Thanks so much for this special treasure, honoring an amazing woman, Kan.del! It has meant so much to me, especially on this day.


Winvian Farm | Litchfield Hills, Connecticut

The main house at Winvian Farm, built in 1775

Located in the foothills of the Berkshires, in the unspoiled northwest of Connecticut, are the Litchfield Hills. This charming, quiet, yet vibrant area of Connecticut has taken special care to preserve its history, while including unique and modern shopping and dining opportunities. The shops you'll find here are generally one-of-a-kind and will usually be housed in beautifully renovated, old buildings and homes. It is the best of both worlds - the historic and the uniquely new.

Fabulous dining in downtown Litchfield, Connecticut

Litchfield, Connecticut is the home to the first law school in the nation.

Litchfield home, built in 1773

Signature white house with black trim you'll find all over Litchfield

The Litchfield Hills are known for their scenic, rolling farmland, lush forests, and abundance of carefully preserved, colonial homes. This scenery has been a draw for many from New York City and other urban centers, seeking a quiet second home, or even a main residence, in an utterly charming environment. Many families have stayed for generations, and there's little reason to wonder why. This is a community very involved and invested in its past and future.

Years ago, I lived just outside of the Litchfield Hills, and when I was looking for a day surrounded in old, New England charm, I escaped to Connecticut's northwest. One of my favorite stops was West Cornwall, a tiny town along the Housatonic River, set against Litchfield's signature green hills. There are so many charming towns to explore in the Litchfield Hills.

West Cornwall covered bridge

West Cornwall, Connecticut

In Morris, Connecticut, one of those charming, rural Litchfield towns, you'll find Winvian Farm, a luxury resort and spa, with a restaurant that serves a delicious, 5-star cuisine. The resort is built around the 1775, colonial home of Dr. Seth Bird. A suite inside the home may be reserved, or one of 18 individual, private cottages on the 113-acre property.

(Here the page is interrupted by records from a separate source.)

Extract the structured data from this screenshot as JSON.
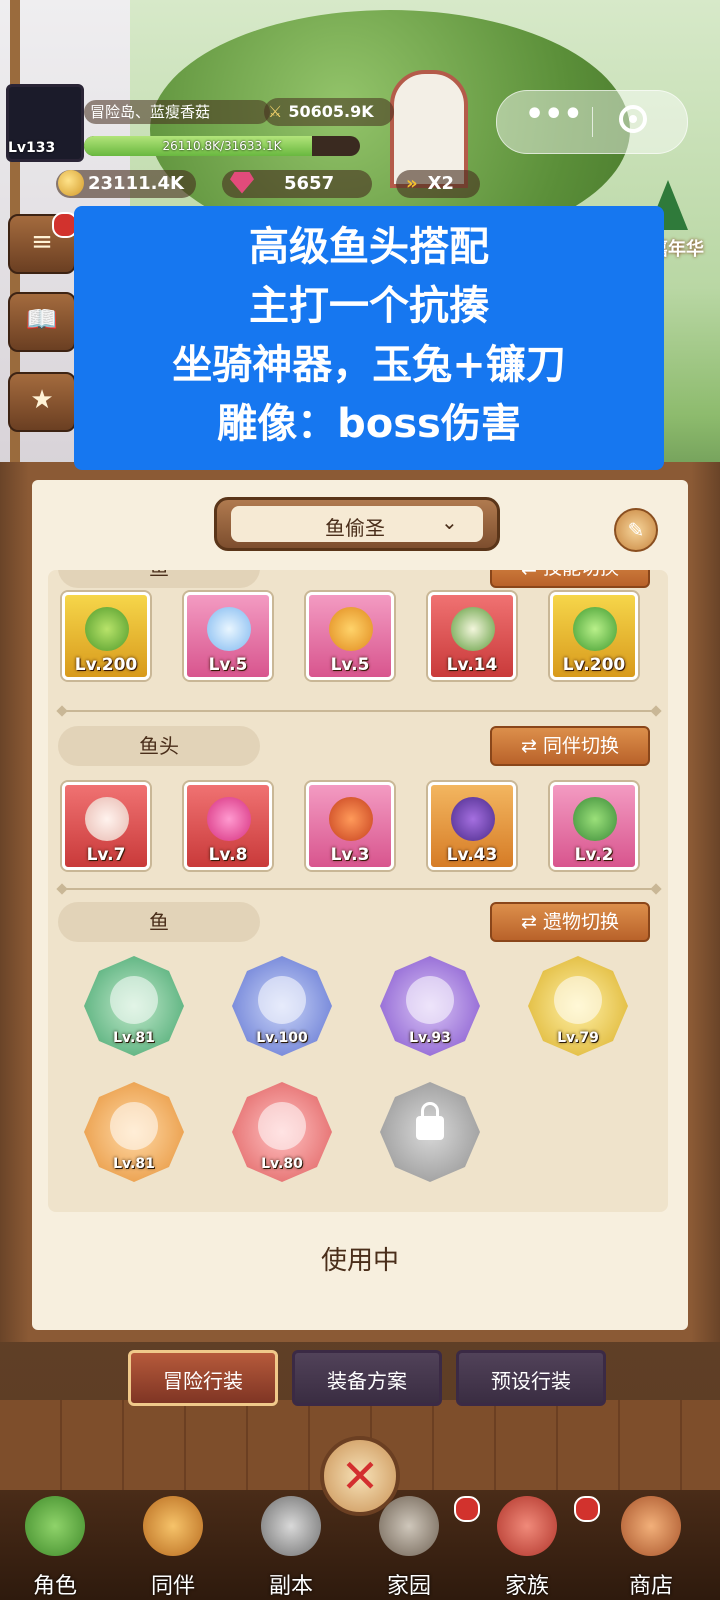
{
  "hud": {
    "player_level": "Lv133",
    "location": "冒险岛、蓝瘦香菇",
    "power": "50605.9K",
    "hp_text": "26110.8K/31633.1K",
    "hp_fraction": 0.825,
    "gold": "23111.4K",
    "gems": "5657",
    "speed": "X2",
    "event_label": "嘉年华"
  },
  "caption": {
    "lines": [
      "高级鱼头搭配",
      "主打一个抗揍",
      "坐骑神器，玉兔+镰刀",
      "雕像：boss伤害"
    ]
  },
  "loadout": {
    "name": "鱼偷圣"
  },
  "sections": {
    "skills": {
      "title": "鱼",
      "button": "技能切换",
      "levels": [
        "Lv.200",
        "Lv.5",
        "Lv.5",
        "Lv.14",
        "Lv.200"
      ]
    },
    "partners": {
      "title": "鱼头",
      "button": "同伴切换",
      "levels": [
        "Lv.7",
        "Lv.8",
        "Lv.3",
        "Lv.43",
        "Lv.2"
      ]
    },
    "relics": {
      "title": "鱼",
      "button": "遗物切换",
      "levels": [
        "Lv.81",
        "Lv.100",
        "Lv.93",
        "Lv.79",
        "Lv.81",
        "Lv.80"
      ]
    }
  },
  "status": "使用中",
  "tabs": [
    "冒险行装",
    "装备方案",
    "预设行装"
  ],
  "nav": [
    "角色",
    "同伴",
    "副本",
    "家园",
    "家族",
    "商店"
  ],
  "colors": {
    "caption_bg": "#1677f0",
    "panel_bg": "#f7efde",
    "active_tab": "#b65a3b"
  }
}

In front of Winvian Farm's historic home

Our cottage, called Industry. Each cottage has its own unique theme and architecture.

Morning coffee on our porch

The tree house cottage

On the Winvian Farm grounds

The Winvian Farm gardens, where many ingredients are grown for the restaurant.

Each cottage comes with a set of its own bikes.

Dress: Anthropologie | Bracelets: c/o Sisco + Berluti | Shoes: Nine West

Winvian Farm feels like a true escape, a cottage getaway tucked into the woods where you never have to leave the property to experience luxury, relaxation, dining, or adventure. After a day of biking and exploring the grounds, we were treated to one of the most sumptuous meals I've ever consumed. Prepared with local ingredients, including from the resort's own garden, it was a true delight to relax with a martini and course after course of expertly prepared dishes. All this while being serenaded by the frogs just outside the restaurant window. And, after indulging in a 5-star cuisine, I ended the day with a glass of wine and a bath by the fire. Truly perfect.

The casual, yet luxurious, atmosphere of Winvian Farm had me wishing I could stay a week, but, alas, I had to get home. Departing was made less painful by the picturesque scenery of the Litchfield Hills I got to meander through on my way home.

On Winvian Farm's exquisite grounds

St. Bridget Church c.1883, Sharon, Connecticut

Thank you, Winvian Farm for the amazing stay! It was truly one of the most unique resort experiences I've ever had the pleasure to experience. I found Winvian Farm to be the ideal way to experience the hidden gem that is the Litchfield Hills of Connecticut.